_Required action_
Where the string "controllers" appears in a line of the data, show that line.
___ Supplied material
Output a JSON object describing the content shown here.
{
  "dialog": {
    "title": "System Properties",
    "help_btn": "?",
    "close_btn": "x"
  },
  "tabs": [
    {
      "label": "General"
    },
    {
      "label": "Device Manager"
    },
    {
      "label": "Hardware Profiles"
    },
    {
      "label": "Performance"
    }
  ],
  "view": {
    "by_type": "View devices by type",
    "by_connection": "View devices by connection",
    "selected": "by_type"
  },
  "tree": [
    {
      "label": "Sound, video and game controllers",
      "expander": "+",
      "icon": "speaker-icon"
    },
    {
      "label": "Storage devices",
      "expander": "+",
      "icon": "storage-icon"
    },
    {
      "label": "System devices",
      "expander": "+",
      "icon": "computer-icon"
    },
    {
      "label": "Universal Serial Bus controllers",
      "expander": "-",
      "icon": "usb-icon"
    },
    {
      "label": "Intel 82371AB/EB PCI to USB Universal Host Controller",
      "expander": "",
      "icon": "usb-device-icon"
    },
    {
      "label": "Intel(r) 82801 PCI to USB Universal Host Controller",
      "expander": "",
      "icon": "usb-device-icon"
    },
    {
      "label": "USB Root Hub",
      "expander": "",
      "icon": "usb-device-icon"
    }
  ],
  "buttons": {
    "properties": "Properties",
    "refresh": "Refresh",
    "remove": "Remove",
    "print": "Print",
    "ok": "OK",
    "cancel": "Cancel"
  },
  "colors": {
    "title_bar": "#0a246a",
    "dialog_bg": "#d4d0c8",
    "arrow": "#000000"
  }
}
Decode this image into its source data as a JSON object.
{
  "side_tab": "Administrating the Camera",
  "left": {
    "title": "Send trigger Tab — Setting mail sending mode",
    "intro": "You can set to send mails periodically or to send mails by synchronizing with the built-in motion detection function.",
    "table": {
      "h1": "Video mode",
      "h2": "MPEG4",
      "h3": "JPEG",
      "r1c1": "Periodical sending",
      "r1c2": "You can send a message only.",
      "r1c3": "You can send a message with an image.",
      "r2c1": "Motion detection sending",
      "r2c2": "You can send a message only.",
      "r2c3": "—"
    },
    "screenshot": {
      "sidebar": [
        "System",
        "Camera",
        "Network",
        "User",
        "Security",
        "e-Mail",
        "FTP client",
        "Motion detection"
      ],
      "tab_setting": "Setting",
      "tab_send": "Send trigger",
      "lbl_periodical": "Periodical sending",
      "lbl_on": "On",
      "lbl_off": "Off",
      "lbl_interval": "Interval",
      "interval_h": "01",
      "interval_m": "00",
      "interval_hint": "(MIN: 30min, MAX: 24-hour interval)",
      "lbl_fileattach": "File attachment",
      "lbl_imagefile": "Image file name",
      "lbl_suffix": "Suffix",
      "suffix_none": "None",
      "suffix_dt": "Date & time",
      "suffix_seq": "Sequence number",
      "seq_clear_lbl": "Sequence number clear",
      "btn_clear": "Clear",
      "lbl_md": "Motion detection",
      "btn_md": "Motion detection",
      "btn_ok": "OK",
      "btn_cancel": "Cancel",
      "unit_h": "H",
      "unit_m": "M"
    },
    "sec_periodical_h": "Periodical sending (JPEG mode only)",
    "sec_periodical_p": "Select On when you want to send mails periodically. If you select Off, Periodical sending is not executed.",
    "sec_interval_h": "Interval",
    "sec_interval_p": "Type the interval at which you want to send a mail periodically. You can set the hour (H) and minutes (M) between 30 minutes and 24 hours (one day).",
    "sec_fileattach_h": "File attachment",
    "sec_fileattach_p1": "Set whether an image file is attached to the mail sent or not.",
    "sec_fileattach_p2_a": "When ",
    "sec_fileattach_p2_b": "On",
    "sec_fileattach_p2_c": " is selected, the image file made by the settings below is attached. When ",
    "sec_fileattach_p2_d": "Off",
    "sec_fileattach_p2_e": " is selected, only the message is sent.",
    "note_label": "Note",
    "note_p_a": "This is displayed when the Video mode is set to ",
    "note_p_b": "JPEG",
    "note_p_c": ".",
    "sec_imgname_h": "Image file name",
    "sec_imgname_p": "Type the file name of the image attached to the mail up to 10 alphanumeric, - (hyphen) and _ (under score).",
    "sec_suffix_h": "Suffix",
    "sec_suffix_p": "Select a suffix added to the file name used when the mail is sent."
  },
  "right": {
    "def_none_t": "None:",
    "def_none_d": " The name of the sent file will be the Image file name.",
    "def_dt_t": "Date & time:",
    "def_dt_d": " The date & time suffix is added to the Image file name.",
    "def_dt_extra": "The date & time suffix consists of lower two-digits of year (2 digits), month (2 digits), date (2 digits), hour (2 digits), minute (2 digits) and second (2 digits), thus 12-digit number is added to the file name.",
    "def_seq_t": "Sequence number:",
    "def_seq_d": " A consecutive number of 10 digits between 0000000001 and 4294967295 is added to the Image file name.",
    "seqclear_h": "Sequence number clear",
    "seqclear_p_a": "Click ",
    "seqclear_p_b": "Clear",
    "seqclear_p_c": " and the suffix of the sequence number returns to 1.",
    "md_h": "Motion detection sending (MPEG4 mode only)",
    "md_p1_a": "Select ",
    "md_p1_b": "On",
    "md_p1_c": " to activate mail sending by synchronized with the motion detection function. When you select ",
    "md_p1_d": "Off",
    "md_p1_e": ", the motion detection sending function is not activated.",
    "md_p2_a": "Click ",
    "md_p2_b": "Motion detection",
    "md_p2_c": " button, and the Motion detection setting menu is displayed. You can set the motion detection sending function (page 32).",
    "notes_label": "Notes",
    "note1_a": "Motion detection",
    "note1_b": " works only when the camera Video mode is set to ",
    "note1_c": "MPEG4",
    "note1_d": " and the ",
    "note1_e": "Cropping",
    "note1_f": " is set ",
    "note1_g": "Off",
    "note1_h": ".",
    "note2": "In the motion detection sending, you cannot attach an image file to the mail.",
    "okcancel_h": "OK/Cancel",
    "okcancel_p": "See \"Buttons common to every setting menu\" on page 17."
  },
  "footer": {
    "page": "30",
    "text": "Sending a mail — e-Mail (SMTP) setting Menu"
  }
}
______
_Answer area_
      "label": "Sound, video and game controllers",
      "label": "Universal Serial Bus controllers",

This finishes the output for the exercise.